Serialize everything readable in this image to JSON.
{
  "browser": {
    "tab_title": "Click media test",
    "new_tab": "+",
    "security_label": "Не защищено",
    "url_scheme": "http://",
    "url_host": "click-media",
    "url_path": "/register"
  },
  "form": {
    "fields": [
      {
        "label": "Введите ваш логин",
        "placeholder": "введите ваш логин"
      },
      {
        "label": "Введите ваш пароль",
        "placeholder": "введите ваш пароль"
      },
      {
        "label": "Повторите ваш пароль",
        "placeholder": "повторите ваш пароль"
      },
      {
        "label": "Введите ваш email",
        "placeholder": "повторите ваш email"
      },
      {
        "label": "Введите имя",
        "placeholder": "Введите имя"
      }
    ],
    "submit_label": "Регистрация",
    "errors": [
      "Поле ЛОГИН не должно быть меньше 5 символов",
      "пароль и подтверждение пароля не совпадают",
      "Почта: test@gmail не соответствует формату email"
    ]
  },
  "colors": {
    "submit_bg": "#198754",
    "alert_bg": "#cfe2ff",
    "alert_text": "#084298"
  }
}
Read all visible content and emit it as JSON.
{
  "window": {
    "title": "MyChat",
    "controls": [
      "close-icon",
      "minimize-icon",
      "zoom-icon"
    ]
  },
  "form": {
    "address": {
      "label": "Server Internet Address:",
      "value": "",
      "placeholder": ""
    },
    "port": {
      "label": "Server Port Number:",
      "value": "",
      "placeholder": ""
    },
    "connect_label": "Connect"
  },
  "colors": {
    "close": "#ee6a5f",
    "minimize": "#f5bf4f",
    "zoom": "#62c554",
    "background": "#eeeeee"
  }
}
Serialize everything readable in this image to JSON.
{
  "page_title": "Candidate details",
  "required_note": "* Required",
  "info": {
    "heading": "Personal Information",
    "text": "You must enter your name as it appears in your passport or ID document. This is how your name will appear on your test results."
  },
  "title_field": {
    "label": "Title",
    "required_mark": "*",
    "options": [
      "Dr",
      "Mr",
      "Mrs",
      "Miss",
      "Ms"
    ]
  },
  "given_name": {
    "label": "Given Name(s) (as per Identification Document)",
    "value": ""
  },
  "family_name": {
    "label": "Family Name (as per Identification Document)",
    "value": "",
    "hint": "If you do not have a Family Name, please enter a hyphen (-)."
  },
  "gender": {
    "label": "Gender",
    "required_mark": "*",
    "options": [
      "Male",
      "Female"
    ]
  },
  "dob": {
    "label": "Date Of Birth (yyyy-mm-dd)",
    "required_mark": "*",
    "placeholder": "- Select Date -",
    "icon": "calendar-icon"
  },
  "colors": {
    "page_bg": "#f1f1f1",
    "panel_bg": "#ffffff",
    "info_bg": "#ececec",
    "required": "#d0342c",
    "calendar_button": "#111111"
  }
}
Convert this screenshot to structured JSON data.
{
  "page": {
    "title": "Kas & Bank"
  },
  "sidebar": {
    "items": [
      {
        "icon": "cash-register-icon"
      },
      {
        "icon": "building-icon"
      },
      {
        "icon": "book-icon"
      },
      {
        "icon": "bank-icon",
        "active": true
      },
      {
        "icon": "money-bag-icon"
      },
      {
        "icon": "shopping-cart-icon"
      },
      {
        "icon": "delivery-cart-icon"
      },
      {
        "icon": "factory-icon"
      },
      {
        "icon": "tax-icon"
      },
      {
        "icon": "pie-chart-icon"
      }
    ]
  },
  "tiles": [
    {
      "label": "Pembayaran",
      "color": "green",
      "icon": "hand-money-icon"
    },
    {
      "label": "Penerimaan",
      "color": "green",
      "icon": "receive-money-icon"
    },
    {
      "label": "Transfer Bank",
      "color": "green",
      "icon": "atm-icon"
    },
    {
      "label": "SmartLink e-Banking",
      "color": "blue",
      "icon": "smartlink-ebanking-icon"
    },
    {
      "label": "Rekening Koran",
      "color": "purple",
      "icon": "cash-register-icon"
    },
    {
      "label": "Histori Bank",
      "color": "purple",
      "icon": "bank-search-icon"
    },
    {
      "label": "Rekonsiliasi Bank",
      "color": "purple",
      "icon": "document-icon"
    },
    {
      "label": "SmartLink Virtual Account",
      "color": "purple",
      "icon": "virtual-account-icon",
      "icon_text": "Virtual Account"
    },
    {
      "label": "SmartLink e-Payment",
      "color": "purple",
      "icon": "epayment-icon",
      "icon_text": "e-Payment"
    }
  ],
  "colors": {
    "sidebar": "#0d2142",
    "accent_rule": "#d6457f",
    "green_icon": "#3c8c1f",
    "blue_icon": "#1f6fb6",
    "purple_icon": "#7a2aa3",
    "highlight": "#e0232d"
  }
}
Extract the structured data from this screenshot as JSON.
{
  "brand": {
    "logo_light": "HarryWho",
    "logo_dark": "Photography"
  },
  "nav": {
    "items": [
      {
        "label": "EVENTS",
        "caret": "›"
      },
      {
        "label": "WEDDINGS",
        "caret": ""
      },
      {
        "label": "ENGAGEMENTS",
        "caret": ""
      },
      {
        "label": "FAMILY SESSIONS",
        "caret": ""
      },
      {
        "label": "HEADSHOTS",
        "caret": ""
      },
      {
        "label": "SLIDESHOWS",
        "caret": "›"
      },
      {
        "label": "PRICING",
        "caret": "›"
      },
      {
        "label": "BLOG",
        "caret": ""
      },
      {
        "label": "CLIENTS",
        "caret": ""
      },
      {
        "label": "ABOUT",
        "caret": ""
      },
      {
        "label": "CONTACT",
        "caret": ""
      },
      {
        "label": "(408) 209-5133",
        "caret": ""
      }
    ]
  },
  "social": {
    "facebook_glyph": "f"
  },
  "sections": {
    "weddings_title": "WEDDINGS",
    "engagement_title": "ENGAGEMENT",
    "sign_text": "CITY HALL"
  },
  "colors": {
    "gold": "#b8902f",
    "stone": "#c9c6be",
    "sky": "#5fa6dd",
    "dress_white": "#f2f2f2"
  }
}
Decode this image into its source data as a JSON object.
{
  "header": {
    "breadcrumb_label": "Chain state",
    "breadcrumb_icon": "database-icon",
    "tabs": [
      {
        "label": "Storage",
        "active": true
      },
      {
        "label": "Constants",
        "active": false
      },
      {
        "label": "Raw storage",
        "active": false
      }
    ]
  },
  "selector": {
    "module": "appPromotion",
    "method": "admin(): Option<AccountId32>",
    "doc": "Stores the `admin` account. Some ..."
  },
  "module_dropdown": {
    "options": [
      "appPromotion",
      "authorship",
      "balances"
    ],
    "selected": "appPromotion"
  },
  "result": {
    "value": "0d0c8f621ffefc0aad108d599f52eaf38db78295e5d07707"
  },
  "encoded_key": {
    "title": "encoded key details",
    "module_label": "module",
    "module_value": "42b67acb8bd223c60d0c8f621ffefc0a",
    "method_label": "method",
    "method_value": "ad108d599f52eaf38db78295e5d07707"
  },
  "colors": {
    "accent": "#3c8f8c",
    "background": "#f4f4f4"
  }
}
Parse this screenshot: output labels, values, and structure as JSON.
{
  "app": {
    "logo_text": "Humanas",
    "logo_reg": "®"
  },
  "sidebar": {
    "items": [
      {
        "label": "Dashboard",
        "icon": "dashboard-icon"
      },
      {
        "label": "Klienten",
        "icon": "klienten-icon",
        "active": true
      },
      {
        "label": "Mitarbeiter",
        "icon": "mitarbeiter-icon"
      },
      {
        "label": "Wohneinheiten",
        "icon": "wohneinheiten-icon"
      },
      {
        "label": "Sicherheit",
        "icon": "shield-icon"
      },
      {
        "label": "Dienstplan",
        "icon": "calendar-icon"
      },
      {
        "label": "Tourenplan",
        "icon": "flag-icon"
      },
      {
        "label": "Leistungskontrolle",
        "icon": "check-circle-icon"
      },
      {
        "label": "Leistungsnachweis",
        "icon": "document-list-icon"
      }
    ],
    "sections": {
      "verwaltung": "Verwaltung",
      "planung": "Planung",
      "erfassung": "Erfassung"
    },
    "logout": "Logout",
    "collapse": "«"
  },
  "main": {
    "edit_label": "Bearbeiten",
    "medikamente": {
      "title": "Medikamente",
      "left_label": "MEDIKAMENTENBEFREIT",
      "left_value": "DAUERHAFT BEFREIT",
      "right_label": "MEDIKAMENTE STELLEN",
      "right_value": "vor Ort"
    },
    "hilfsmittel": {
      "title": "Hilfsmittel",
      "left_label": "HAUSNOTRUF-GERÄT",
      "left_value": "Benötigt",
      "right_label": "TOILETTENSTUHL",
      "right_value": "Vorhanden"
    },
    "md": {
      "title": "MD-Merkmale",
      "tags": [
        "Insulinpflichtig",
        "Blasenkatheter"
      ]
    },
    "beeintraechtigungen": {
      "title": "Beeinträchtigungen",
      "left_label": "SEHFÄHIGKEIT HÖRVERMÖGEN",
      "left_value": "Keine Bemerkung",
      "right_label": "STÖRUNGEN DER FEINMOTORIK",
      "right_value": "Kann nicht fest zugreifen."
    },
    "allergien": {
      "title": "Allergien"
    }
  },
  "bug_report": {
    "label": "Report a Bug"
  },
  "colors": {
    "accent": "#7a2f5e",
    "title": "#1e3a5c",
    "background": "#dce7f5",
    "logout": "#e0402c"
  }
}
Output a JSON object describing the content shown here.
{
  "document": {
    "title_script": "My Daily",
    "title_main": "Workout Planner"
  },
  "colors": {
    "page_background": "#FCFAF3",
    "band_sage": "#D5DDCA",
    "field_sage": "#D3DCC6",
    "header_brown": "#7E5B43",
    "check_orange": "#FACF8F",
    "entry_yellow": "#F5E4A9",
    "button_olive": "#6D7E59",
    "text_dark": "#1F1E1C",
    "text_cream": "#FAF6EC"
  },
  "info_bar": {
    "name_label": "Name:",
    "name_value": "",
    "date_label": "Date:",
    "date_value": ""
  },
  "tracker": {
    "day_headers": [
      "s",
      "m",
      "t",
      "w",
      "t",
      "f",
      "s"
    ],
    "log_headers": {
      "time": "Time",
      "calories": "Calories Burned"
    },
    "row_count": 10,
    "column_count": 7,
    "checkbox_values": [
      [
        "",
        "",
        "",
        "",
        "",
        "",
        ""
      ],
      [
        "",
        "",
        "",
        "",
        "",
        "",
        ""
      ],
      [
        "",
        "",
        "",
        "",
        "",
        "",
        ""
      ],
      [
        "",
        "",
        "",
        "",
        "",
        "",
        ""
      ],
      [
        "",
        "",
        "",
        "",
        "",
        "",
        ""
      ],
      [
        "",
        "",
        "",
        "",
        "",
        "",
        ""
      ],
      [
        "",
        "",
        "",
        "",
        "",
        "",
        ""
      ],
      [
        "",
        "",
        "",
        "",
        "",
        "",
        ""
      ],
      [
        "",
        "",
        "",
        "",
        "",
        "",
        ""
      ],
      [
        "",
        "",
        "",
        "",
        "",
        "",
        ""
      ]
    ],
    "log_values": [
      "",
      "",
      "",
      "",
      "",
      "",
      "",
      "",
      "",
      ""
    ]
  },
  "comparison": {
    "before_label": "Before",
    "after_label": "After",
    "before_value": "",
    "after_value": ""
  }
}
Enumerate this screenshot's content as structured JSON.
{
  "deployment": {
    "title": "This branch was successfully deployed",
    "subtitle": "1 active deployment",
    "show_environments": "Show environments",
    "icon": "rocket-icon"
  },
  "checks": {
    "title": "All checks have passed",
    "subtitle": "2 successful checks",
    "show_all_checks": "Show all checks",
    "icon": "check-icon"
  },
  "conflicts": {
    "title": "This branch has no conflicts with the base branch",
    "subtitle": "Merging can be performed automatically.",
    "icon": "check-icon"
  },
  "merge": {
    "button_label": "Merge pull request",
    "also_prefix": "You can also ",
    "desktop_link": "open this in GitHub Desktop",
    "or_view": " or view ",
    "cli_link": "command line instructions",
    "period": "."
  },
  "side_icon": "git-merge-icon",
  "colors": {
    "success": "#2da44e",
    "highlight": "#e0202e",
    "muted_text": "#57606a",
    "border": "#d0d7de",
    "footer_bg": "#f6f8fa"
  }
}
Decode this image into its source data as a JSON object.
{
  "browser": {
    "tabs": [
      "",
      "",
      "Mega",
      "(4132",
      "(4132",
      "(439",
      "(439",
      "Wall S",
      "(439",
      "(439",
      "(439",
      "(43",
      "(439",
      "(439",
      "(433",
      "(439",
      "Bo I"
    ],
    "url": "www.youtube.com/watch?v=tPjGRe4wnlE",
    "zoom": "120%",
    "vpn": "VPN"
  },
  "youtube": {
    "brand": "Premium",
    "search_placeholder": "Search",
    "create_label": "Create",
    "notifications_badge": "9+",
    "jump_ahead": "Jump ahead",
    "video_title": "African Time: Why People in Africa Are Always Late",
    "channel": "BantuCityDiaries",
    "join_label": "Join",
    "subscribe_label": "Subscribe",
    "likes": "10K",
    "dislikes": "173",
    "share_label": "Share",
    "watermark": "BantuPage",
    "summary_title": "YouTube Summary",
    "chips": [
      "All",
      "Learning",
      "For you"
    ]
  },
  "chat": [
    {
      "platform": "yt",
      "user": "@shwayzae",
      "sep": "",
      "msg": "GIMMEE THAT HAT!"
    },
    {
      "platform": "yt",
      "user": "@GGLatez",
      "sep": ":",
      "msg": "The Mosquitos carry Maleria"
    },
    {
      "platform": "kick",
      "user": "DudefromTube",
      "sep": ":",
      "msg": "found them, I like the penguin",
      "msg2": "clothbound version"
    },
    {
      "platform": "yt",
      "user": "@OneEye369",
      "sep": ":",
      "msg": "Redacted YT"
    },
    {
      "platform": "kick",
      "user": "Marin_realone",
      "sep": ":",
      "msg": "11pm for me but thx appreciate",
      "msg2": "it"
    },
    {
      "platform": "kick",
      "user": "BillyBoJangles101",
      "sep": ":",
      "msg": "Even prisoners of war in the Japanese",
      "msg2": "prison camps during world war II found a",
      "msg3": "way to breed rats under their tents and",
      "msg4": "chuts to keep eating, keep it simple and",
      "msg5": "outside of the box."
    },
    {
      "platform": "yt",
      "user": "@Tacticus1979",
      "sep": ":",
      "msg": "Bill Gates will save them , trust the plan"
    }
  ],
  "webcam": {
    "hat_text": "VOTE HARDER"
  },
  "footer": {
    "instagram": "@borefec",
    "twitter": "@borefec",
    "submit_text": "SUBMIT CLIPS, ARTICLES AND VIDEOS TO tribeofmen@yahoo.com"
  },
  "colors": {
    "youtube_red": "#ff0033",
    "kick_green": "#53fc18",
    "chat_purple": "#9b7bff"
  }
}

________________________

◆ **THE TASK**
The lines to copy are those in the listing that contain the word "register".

◆ **WRITTEN RESPONSE**
    "url_path": "/register"
        "icon": "cash-register-icon"
      "icon": "cash-register-icon"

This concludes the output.